→ **Exercise goal**:
Below are some records. Set each one down exactly as it reads.

Data about app and page elements

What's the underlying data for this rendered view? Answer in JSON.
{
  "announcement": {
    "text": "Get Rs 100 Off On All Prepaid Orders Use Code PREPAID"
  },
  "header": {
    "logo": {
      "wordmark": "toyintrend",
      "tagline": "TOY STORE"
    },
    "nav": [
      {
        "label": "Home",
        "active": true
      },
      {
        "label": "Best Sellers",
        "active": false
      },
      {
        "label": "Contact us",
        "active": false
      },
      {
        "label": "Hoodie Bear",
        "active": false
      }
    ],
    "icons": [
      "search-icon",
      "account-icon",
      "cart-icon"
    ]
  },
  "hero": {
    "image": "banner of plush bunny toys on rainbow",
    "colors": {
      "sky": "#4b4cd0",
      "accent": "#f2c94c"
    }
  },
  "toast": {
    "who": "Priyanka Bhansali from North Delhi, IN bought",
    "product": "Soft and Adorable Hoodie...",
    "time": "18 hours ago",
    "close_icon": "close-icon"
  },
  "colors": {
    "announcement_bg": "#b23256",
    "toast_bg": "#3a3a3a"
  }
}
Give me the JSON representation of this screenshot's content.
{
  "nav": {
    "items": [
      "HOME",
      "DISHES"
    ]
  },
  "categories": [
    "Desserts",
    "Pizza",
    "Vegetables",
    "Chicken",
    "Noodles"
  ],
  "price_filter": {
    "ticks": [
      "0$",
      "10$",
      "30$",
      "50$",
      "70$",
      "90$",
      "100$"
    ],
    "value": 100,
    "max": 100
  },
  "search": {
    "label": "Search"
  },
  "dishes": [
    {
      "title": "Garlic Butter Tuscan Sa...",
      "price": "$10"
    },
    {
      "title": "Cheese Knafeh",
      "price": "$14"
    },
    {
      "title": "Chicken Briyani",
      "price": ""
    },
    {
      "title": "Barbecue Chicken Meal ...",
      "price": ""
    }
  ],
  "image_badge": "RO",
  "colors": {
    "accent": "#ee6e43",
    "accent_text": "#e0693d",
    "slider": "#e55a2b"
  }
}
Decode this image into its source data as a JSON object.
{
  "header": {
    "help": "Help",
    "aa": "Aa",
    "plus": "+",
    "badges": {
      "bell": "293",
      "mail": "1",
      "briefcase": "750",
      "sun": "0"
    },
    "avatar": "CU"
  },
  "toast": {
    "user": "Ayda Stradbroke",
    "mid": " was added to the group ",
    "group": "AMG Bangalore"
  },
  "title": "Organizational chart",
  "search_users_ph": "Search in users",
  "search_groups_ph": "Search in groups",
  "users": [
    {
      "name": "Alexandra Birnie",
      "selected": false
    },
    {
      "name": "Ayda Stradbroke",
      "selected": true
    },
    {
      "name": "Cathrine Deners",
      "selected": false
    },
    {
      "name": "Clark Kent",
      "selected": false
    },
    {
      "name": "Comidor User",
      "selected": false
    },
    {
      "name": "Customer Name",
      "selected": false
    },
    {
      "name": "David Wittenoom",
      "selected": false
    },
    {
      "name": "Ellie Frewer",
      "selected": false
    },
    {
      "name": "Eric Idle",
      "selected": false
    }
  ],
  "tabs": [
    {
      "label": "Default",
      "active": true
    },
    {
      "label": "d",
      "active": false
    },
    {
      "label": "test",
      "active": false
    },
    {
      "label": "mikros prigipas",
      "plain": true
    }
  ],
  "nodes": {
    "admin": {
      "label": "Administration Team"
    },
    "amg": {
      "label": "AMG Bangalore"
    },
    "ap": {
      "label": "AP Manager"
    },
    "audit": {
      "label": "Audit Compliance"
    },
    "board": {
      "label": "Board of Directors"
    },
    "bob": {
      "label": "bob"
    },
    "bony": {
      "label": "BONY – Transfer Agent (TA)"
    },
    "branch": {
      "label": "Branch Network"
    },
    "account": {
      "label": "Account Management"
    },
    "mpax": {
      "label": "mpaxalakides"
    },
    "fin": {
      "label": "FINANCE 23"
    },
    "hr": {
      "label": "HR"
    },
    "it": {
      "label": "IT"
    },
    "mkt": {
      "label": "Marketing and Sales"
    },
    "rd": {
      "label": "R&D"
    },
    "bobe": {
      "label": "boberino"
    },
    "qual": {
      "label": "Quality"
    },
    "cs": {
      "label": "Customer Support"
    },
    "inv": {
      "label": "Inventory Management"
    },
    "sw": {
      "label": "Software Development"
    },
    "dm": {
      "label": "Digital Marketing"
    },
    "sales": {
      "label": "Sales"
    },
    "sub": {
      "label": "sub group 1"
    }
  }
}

→ **Result for this task**:
What's the underlying data for this rendered view? Answer in JSON.
{
  "announcement": {
    "text": "Get Rs 100 Off On All Prepaid Orders Use Code PREPAID"
  },
  "header": {
    "logo": {
      "wordmark": "toyintrend",
      "tagline": "TOY STORE"
    },
    "nav": [
      {
        "label": "Home",
        "active": true
      },
      {
        "label": "Best Sellers",
        "active": false
      },
      {
        "label": "Contact us",
        "active": false
      },
      {
        "label": "Hoodie Bear",
        "active": false
      }
    ],
    "icons": [
      "search-icon",
      "account-icon",
      "cart-icon"
    ]
  },
  "hero": {
    "image": "banner of plush bunny toys on rainbow",
    "colors": {
      "sky": "#4b4cd0",
      "accent": "#f2c94c"
    }
  },
  "toast": {
    "who": "Priyanka Bhansali from North Delhi, IN bought",
    "product": "Soft and Adorable Hoodie...",
    "time": "18 hours ago",
    "close_icon": "close-icon"
  },
  "colors": {
    "announcement_bg": "#b23256",
    "toast_bg": "#3a3a3a"
  }
}
Give me the JSON representation of this screenshot's content.
{
  "nav": {
    "items": [
      "HOME",
      "DISHES"
    ]
  },
  "categories": [
    "Desserts",
    "Pizza",
    "Vegetables",
    "Chicken",
    "Noodles"
  ],
  "price_filter": {
    "ticks": [
      "0$",
      "10$",
      "30$",
      "50$",
      "70$",
      "90$",
      "100$"
    ],
    "value": 100,
    "max": 100
  },
  "search": {
    "label": "Search"
  },
  "dishes": [
    {
      "title": "Garlic Butter Tuscan Sa...",
      "price": "$10"
    },
    {
      "title": "Cheese Knafeh",
      "price": "$14"
    },
    {
      "title": "Chicken Briyani",
      "price": ""
    },
    {
      "title": "Barbecue Chicken Meal ...",
      "price": ""
    }
  ],
  "image_badge": "RO",
  "colors": {
    "accent": "#ee6e43",
    "accent_text": "#e0693d",
    "slider": "#e55a2b"
  }
}
Decode this image into its source data as a JSON object.
{
  "header": {
    "help": "Help",
    "aa": "Aa",
    "plus": "+",
    "badges": {
      "bell": "293",
      "mail": "1",
      "briefcase": "750",
      "sun": "0"
    },
    "avatar": "CU"
  },
  "toast": {
    "user": "Ayda Stradbroke",
    "mid": " was added to the group ",
    "group": "AMG Bangalore"
  },
  "title": "Organizational chart",
  "search_users_ph": "Search in users",
  "search_groups_ph": "Search in groups",
  "users": [
    {
      "name": "Alexandra Birnie",
      "selected": false
    },
    {
      "name": "Ayda Stradbroke",
      "selected": true
    },
    {
      "name": "Cathrine Deners",
      "selected": false
    },
    {
      "name": "Clark Kent",
      "selected": false
    },
    {
      "name": "Comidor User",
      "selected": false
    },
    {
      "name": "Customer Name",
      "selected": false
    },
    {
      "name": "David Wittenoom",
      "selected": false
    },
    {
      "name": "Ellie Frewer",
      "selected": false
    },
    {
      "name": "Eric Idle",
      "selected": false
    }
  ],
  "tabs": [
    {
      "label": "Default",
      "active": true
    },
    {
      "label": "d",
      "active": false
    },
    {
      "label": "test",
      "active": false
    },
    {
      "label": "mikros prigipas",
      "plain": true
    }
  ],
  "nodes": {
    "admin": {
      "label": "Administration Team"
    },
    "amg": {
      "label": "AMG Bangalore"
    },
    "ap": {
      "label": "AP Manager"
    },
    "audit": {
      "label": "Audit Compliance"
    },
    "board": {
      "label": "Board of Directors"
    },
    "bob": {
      "label": "bob"
    },
    "bony": {
      "label": "BONY – Transfer Agent (TA)"
    },
    "branch": {
      "label": "Branch Network"
    },
    "account": {
      "label": "Account Management"
    },
    "mpax": {
      "label": "mpaxalakides"
    },
    "fin": {
      "label": "FINANCE 23"
    },
    "hr": {
      "label": "HR"
    },
    "it": {
      "label": "IT"
    },
    "mkt": {
      "label": "Marketing and Sales"
    },
    "rd": {
      "label": "R&D"
    },
    "bobe": {
      "label": "boberino"
    },
    "qual": {
      "label": "Quality"
    },
    "cs": {
      "label": "Customer Support"
    },
    "inv": {
      "label": "Inventory Management"
    },
    "sw": {
      "label": "Software Development"
    },
    "dm": {
      "label": "Digital Marketing"
    },
    "sales": {
      "label": "Sales"
    },
    "sub": {
      "label": "sub group 1"
    }
  }
}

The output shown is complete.